> **What is being asked**
All the data beneath this line is to be reproduced exactly.

____

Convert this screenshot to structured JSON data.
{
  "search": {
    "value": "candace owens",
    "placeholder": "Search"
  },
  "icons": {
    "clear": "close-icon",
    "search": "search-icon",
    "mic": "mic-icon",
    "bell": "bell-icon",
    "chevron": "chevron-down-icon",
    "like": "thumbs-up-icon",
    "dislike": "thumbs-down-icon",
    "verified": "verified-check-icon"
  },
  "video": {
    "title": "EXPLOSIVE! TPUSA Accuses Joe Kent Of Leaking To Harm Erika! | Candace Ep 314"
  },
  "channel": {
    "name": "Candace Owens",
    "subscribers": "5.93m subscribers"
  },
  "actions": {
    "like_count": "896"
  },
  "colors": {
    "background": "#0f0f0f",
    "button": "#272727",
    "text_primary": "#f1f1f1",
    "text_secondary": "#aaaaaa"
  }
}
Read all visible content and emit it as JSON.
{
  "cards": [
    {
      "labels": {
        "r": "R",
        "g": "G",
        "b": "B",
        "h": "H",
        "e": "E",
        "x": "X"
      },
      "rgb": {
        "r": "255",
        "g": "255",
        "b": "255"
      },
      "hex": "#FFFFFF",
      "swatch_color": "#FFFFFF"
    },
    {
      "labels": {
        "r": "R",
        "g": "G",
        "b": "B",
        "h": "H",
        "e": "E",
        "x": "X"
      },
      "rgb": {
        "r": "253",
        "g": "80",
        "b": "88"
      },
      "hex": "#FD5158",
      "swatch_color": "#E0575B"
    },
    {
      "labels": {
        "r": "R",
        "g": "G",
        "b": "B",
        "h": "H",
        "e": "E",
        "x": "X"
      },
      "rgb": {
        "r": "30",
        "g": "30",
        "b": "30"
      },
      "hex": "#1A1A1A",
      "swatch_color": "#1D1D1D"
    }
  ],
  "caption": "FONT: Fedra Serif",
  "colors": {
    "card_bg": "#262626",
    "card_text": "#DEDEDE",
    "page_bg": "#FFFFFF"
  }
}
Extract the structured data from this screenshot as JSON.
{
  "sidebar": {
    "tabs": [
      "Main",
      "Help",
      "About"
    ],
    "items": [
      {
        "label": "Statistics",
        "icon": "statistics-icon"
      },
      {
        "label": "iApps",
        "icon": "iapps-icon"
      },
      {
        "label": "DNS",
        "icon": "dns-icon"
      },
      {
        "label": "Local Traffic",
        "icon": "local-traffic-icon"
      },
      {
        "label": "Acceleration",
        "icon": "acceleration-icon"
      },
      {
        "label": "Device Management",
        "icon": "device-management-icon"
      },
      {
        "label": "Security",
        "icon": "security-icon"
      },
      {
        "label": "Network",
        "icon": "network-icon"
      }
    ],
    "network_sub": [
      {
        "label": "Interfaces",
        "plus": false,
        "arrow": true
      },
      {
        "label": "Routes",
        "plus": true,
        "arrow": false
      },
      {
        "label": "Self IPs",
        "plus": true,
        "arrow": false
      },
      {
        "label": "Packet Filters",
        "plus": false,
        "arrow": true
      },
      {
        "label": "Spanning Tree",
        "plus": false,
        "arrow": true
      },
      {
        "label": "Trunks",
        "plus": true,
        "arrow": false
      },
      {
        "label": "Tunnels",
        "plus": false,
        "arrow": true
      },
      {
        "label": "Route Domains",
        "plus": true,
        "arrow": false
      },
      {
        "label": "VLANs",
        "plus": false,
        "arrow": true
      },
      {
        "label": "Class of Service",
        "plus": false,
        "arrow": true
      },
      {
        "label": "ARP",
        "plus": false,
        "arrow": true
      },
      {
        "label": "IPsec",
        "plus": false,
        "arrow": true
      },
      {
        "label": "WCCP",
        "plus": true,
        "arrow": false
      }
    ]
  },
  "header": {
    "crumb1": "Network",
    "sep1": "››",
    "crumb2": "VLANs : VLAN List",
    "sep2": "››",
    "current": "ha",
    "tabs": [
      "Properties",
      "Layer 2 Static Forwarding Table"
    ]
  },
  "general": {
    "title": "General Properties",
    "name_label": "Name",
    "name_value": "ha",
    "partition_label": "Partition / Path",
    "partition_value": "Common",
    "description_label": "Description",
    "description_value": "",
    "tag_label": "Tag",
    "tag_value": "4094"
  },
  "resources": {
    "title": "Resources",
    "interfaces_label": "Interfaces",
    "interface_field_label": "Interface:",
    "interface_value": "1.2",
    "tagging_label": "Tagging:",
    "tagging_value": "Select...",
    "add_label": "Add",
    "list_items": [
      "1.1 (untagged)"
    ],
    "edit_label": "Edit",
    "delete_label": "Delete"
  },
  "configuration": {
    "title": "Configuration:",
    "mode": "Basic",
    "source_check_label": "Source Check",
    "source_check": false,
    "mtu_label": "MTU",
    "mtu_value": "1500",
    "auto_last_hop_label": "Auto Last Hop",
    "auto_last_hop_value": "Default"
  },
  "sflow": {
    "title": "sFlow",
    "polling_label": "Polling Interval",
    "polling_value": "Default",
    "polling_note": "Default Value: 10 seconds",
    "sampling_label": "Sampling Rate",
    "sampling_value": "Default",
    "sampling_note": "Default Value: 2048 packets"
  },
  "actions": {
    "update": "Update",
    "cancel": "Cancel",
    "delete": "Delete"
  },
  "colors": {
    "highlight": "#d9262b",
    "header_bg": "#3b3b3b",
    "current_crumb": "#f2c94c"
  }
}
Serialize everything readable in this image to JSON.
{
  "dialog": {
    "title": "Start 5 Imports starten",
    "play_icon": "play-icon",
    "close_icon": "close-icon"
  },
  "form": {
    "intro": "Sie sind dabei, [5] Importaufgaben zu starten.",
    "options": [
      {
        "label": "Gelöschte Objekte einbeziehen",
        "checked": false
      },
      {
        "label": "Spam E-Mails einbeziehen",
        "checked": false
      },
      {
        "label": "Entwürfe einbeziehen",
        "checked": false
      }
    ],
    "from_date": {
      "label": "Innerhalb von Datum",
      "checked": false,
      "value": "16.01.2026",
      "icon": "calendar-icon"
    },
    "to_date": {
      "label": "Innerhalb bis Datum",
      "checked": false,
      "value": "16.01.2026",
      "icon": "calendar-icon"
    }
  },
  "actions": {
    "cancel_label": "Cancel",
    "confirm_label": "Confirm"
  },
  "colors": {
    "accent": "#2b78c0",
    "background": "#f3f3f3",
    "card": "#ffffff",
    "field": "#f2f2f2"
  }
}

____

> **Response to the task**
Convert this screenshot to structured JSON data.
{
  "search": {
    "value": "candace owens",
    "placeholder": "Search"
  },
  "icons": {
    "clear": "close-icon",
    "search": "search-icon",
    "mic": "mic-icon",
    "bell": "bell-icon",
    "chevron": "chevron-down-icon",
    "like": "thumbs-up-icon",
    "dislike": "thumbs-down-icon",
    "verified": "verified-check-icon"
  },
  "video": {
    "title": "EXPLOSIVE! TPUSA Accuses Joe Kent Of Leaking To Harm Erika! | Candace Ep 314"
  },
  "channel": {
    "name": "Candace Owens",
    "subscribers": "5.93m subscribers"
  },
  "actions": {
    "like_count": "896"
  },
  "colors": {
    "background": "#0f0f0f",
    "button": "#272727",
    "text_primary": "#f1f1f1",
    "text_secondary": "#aaaaaa"
  }
}
Read all visible content and emit it as JSON.
{
  "cards": [
    {
      "labels": {
        "r": "R",
        "g": "G",
        "b": "B",
        "h": "H",
        "e": "E",
        "x": "X"
      },
      "rgb": {
        "r": "255",
        "g": "255",
        "b": "255"
      },
      "hex": "#FFFFFF",
      "swatch_color": "#FFFFFF"
    },
    {
      "labels": {
        "r": "R",
        "g": "G",
        "b": "B",
        "h": "H",
        "e": "E",
        "x": "X"
      },
      "rgb": {
        "r": "253",
        "g": "80",
        "b": "88"
      },
      "hex": "#FD5158",
      "swatch_color": "#E0575B"
    },
    {
      "labels": {
        "r": "R",
        "g": "G",
        "b": "B",
        "h": "H",
        "e": "E",
        "x": "X"
      },
      "rgb": {
        "r": "30",
        "g": "30",
        "b": "30"
      },
      "hex": "#1A1A1A",
      "swatch_color": "#1D1D1D"
    }
  ],
  "caption": "FONT: Fedra Serif",
  "colors": {
    "card_bg": "#262626",
    "card_text": "#DEDEDE",
    "page_bg": "#FFFFFF"
  }
}
Extract the structured data from this screenshot as JSON.
{
  "sidebar": {
    "tabs": [
      "Main",
      "Help",
      "About"
    ],
    "items": [
      {
        "label": "Statistics",
        "icon": "statistics-icon"
      },
      {
        "label": "iApps",
        "icon": "iapps-icon"
      },
      {
        "label": "DNS",
        "icon": "dns-icon"
      },
      {
        "label": "Local Traffic",
        "icon": "local-traffic-icon"
      },
      {
        "label": "Acceleration",
        "icon": "acceleration-icon"
      },
      {
        "label": "Device Management",
        "icon": "device-management-icon"
      },
      {
        "label": "Security",
        "icon": "security-icon"
      },
      {
        "label": "Network",
        "icon": "network-icon"
      }
    ],
    "network_sub": [
      {
        "label": "Interfaces",
        "plus": false,
        "arrow": true
      },
      {
        "label": "Routes",
        "plus": true,
        "arrow": false
      },
      {
        "label": "Self IPs",
        "plus": true,
        "arrow": false
      },
      {
        "label": "Packet Filters",
        "plus": false,
        "arrow": true
      },
      {
        "label": "Spanning Tree",
        "plus": false,
        "arrow": true
      },
      {
        "label": "Trunks",
        "plus": true,
        "arrow": false
      },
      {
        "label": "Tunnels",
        "plus": false,
        "arrow": true
      },
      {
        "label": "Route Domains",
        "plus": true,
        "arrow": false
      },
      {
        "label": "VLANs",
        "plus": false,
        "arrow": true
      },
      {
        "label": "Class of Service",
        "plus": false,
        "arrow": true
      },
      {
        "label": "ARP",
        "plus": false,
        "arrow": true
      },
      {
        "label": "IPsec",
        "plus": false,
        "arrow": true
      },
      {
        "label": "WCCP",
        "plus": true,
        "arrow": false
      }
    ]
  },
  "header": {
    "crumb1": "Network",
    "sep1": "››",
    "crumb2": "VLANs : VLAN List",
    "sep2": "››",
    "current": "ha",
    "tabs": [
      "Properties",
      "Layer 2 Static Forwarding Table"
    ]
  },
  "general": {
    "title": "General Properties",
    "name_label": "Name",
    "name_value": "ha",
    "partition_label": "Partition / Path",
    "partition_value": "Common",
    "description_label": "Description",
    "description_value": "",
    "tag_label": "Tag",
    "tag_value": "4094"
  },
  "resources": {
    "title": "Resources",
    "interfaces_label": "Interfaces",
    "interface_field_label": "Interface:",
    "interface_value": "1.2",
    "tagging_label": "Tagging:",
    "tagging_value": "Select...",
    "add_label": "Add",
    "list_items": [
      "1.1 (untagged)"
    ],
    "edit_label": "Edit",
    "delete_label": "Delete"
  },
  "configuration": {
    "title": "Configuration:",
    "mode": "Basic",
    "source_check_label": "Source Check",
    "source_check": false,
    "mtu_label": "MTU",
    "mtu_value": "1500",
    "auto_last_hop_label": "Auto Last Hop",
    "auto_last_hop_value": "Default"
  },
  "sflow": {
    "title": "sFlow",
    "polling_label": "Polling Interval",
    "polling_value": "Default",
    "polling_note": "Default Value: 10 seconds",
    "sampling_label": "Sampling Rate",
    "sampling_value": "Default",
    "sampling_note": "Default Value: 2048 packets"
  },
  "actions": {
    "update": "Update",
    "cancel": "Cancel",
    "delete": "Delete"
  },
  "colors": {
    "highlight": "#d9262b",
    "header_bg": "#3b3b3b",
    "current_crumb": "#f2c94c"
  }
}
Serialize everything readable in this image to JSON.
{
  "dialog": {
    "title": "Start 5 Imports starten",
    "play_icon": "play-icon",
    "close_icon": "close-icon"
  },
  "form": {
    "intro": "Sie sind dabei, [5] Importaufgaben zu starten.",
    "options": [
      {
        "label": "Gelöschte Objekte einbeziehen",
        "checked": false
      },
      {
        "label": "Spam E-Mails einbeziehen",
        "checked": false
      },
      {
        "label": "Entwürfe einbeziehen",
        "checked": false
      }
    ],
    "from_date": {
      "label": "Innerhalb von Datum",
      "checked": false,
      "value": "16.01.2026",
      "icon": "calendar-icon"
    },
    "to_date": {
      "label": "Innerhalb bis Datum",
      "checked": false,
      "value": "16.01.2026",
      "icon": "calendar-icon"
    }
  },
  "actions": {
    "cancel_label": "Cancel",
    "confirm_label": "Confirm"
  },
  "colors": {
    "accent": "#2b78c0",
    "background": "#f3f3f3",
    "card": "#ffffff",
    "field": "#f2f2f2"
  }
}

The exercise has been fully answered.